Also, laptop keyboards could soon replace rubber membranes with MagLev keys.
By Jason Imms on June 13, 2014 at 8:33 am
Welcome to the Friday Tech Roundup! Contained herein is your weekly dose of some of the best tech news from across the Internet, rounded up for your edification and entertainment. Read on for all the details of HP memristor technology, the AI that successfully passed the Turing Test, and the virtual trading terminal designed for the Oculus Rift.
HP memristors to power world’s first photonic computer within the decade
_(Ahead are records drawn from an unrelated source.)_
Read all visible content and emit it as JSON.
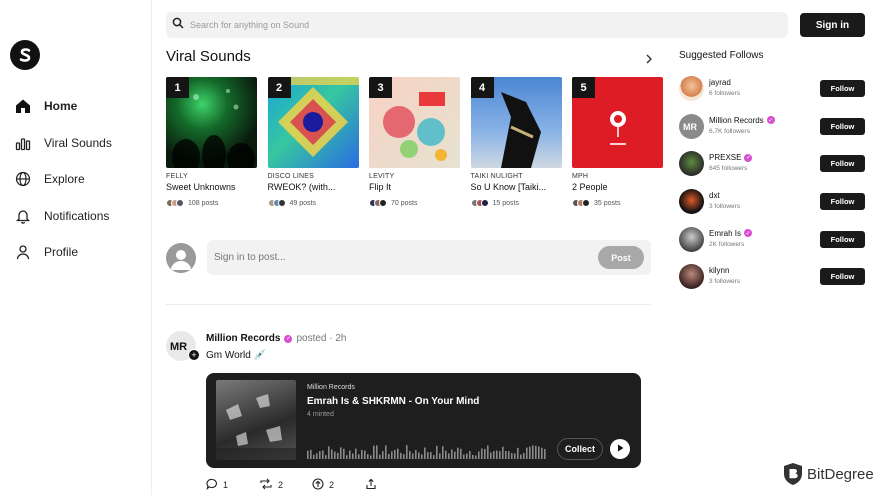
{
  "app": {
    "logo_letter": "S"
  },
  "sidebar": {
    "items": [
      {
        "label": "Home",
        "icon": "home-icon",
        "active": true
      },
      {
        "label": "Viral Sounds",
        "icon": "chart-bars-icon"
      },
      {
        "label": "Explore",
        "icon": "globe-icon"
      },
      {
        "label": "Notifications",
        "icon": "bell-icon"
      },
      {
        "label": "Profile",
        "icon": "user-icon"
      }
    ]
  },
  "search": {
    "placeholder": "Search for anything on Sound"
  },
  "header": {
    "signin_label": "Sign in"
  },
  "viral": {
    "title": "Viral Sounds",
    "cards": [
      {
        "rank": "1",
        "artist": "FELLY",
        "track": "Sweet Unknowns",
        "posts": "108 posts"
      },
      {
        "rank": "2",
        "artist": "DISCO LINES",
        "track": "RWEOK? (with...",
        "posts": "49 posts"
      },
      {
        "rank": "3",
        "artist": "LEVITY",
        "track": "Flip It",
        "posts": "70 posts"
      },
      {
        "rank": "4",
        "artist": "TAIKI NULIGHT",
        "track": "So U Know [Taiki...",
        "posts": "15 posts"
      },
      {
        "rank": "5",
        "artist": "MPH",
        "track": "2 People",
        "posts": "35 posts"
      }
    ]
  },
  "composer": {
    "placeholder": "Sign in to post...",
    "post_label": "Post"
  },
  "feed": {
    "post": {
      "author": "Million Records",
      "meta": "posted · 2h",
      "text": "Gm World 💉",
      "player": {
        "label": "Million Records",
        "title": "Emrah Is & SHKRMN - On Your Mind",
        "minted": "4 minted",
        "collect_label": "Collect"
      },
      "actions": {
        "comments": "1",
        "reposts": "2",
        "upvotes": "2"
      }
    }
  },
  "suggested": {
    "title": "Suggested Follows",
    "follow_label": "Follow",
    "items": [
      {
        "name": "jayrad",
        "followers": "6 followers",
        "verified": false
      },
      {
        "name": "Million Records",
        "followers": "6.7K followers",
        "verified": true
      },
      {
        "name": "PREXSE",
        "followers": "645 followers",
        "verified": true
      },
      {
        "name": "dxt",
        "followers": "3 followers",
        "verified": false
      },
      {
        "name": "Emrah Is",
        "followers": "2K followers",
        "verified": true
      },
      {
        "name": "kilynn",
        "followers": "3 followers",
        "verified": false
      }
    ]
  },
  "watermark": {
    "text": "BitDegree"
  }
}
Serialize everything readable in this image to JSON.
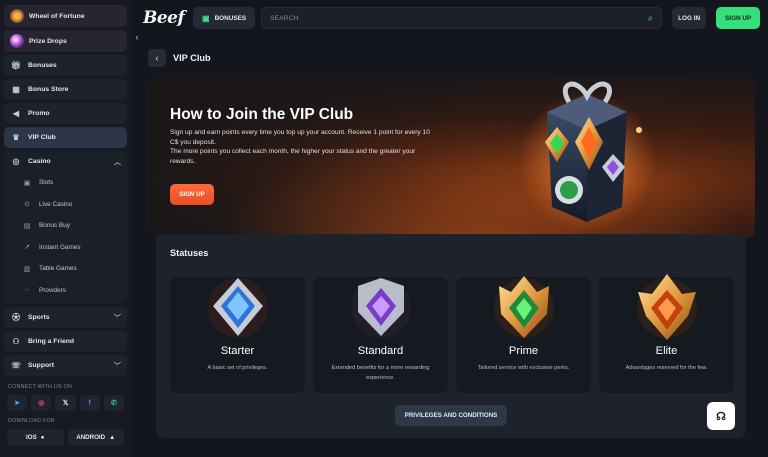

Computers as we know them are made up of three fundamental components: the resistor, capacitor, and the inductor. In 2008, HP scientists developed a fourth, known as the memristor, which could find its way into production machines within the decade and completely change the way we think about large-scale computing. By 2016, HP plans to have memristor-based DIMMs available to market, which can combine the high storage densities of hard disks with the high performance of traditional DRAM.
According to John Sontag, vice president of HP Systems Research, memristor-based memory would use “electrons for processing, photons for communication, and ions for storage,” resulting in the ability for conventional chip manufacturers to produce optical components. High-speed optical interconnects combined with memristor memory could, in theory, produce machines capable of hosting databases that can handle hundreds of billions of updates per second. HP is working with memristors to first power a computer that the company simply refers to as “The Machine,” a refrigerator-sized computer that was conceived to replace traditional datacentre systems. Read more over at Bloomberg Businessweek.
Laptops may get MagLev keys in the not-too-distant future
The term “magnetic levitation” may sound like science fiction, but the science behind it is far from fictional. So much so, CNET is reporting that an ultra-thin laptop keyboard by Darfon has been demoed at Computex which uses the technology as a replacement for the bulky rubber caps found on standard laptop keyboards. MagLev keys use magnets to provide resistance to the keys, which is user-adjustable, and fits within a tiny space. Obviously this means that space traditionally set aside for the keyboard can be used to fit more powerful (read: heat-generating) hardware into the same chassis, or to reduce the overall thickness of laptop chassis.
Computer AI passes the Turing Test for the first time
A computer AI capable of posing as a 13-year-old boy has successfully fooled a human into thinking that it too is human, and thus has become the first AI to pass the Turing Test since the test’s inception in 1950. A computer programme called Eugene Goostman accomplished the feat during Turing Test 2014, held at the Royal Society in London this week. There is some controversy surrounding the success, as some claim that the test has already been passed. However, these accusations have been generally dismissed, based on the fact that this event involved the most simultaneous comparison tests than ever before, was independently verified, and most importantly, involved unrestricted conversations.
First Chicago robber arrested based solely on facial recognition
One Pierre D. Martin has been convicted of two holdups, after being identified from Chicago Transit Authority surveillance footage by facial recognition technology. Martin robbed a 20-year-old man at gunpoint on Jan. 28, 2013, and another man on Feb. 9, 2013, both times within view of CTA surveillance cameras. The images from these cameras were then compared against 4.5 million criminal booking shots, and Martin was ranked topmost amongst possible matches according to CTA officials, which lead to his arrest. Martin’s involvement was then corroborated by eye-witness identification from a line-up.
Image credit: Bloomberg
Bloomberg develops a virtual trading terminal designed for the Oculus Rift
One of the hurdles traders need to overcome is the sheer amount of concurrent information that they need to consume in order to be effective. This leads to having multi-monitor rigs mounted to their desks, which is a costly and bulky solution to the problem. Bloomberg L.P. has developed a prototype trading station for the Oculus Rift which is designed to solve this problem, by providing a near infinite number of displays suspended in space around the trader. This is very much a prototype at this stage, with the displays themselves only showing static images and video not actual trading information. Bloomberg hopes that the proof-of-concept may eventually work to reduce the space needed for trading, and to make it somewhat portable.
Header image credit: Bloomberg